Assigned task: Search the records below for "title"; copy each line that has it.

Data records:
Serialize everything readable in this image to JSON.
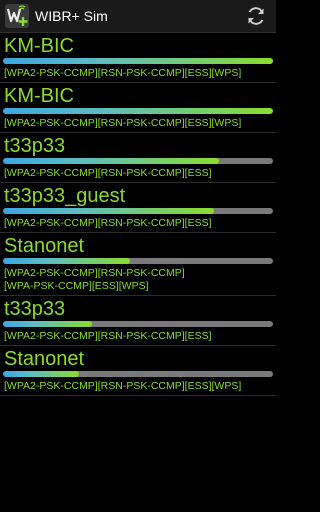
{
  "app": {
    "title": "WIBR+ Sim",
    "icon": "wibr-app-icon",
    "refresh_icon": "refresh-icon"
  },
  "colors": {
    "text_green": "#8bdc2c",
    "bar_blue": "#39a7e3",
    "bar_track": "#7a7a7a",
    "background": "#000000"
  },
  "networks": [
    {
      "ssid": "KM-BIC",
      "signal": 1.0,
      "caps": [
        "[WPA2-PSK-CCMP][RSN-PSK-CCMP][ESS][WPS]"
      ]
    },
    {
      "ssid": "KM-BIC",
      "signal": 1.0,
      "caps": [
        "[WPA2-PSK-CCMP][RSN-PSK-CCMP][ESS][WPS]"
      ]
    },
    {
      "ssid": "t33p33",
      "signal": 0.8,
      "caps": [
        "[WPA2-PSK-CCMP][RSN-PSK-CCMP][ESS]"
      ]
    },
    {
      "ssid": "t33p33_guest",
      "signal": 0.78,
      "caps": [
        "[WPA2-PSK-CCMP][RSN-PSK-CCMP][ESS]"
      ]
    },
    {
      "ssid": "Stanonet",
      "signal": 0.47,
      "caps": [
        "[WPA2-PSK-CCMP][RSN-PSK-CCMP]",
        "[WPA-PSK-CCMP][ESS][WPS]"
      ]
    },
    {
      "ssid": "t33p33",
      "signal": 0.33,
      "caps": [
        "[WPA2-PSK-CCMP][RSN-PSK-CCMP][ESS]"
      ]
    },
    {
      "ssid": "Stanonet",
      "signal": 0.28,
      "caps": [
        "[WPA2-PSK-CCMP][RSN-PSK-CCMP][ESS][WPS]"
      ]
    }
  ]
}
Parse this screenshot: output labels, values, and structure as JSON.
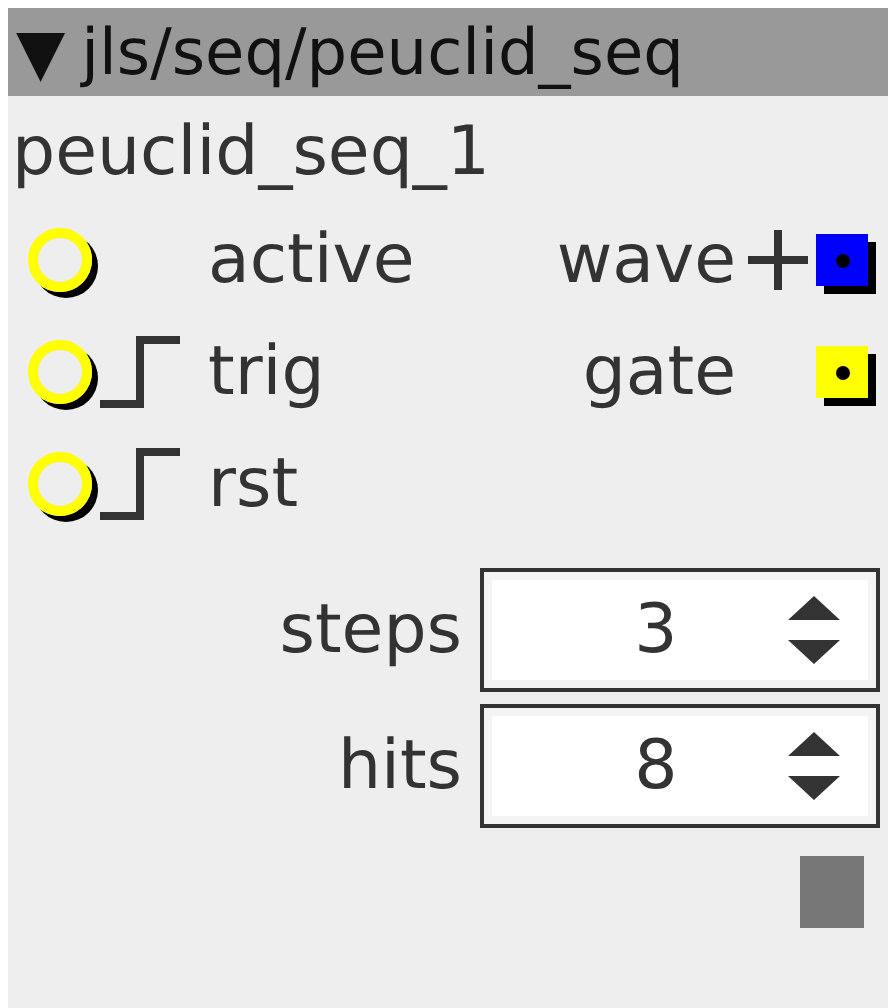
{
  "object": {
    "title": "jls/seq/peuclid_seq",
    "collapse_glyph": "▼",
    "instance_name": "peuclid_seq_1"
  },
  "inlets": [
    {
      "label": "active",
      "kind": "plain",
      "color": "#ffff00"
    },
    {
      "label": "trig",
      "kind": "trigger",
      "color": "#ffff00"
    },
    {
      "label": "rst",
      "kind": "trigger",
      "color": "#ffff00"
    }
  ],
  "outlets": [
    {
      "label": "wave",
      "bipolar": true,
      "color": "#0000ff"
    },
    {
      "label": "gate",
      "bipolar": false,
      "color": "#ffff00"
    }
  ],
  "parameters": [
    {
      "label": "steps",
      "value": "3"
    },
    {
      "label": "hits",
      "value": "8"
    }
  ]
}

Answer below:
    "title": "WIBR+ Sim",
    "title": "jls/seq/peuclid_seq",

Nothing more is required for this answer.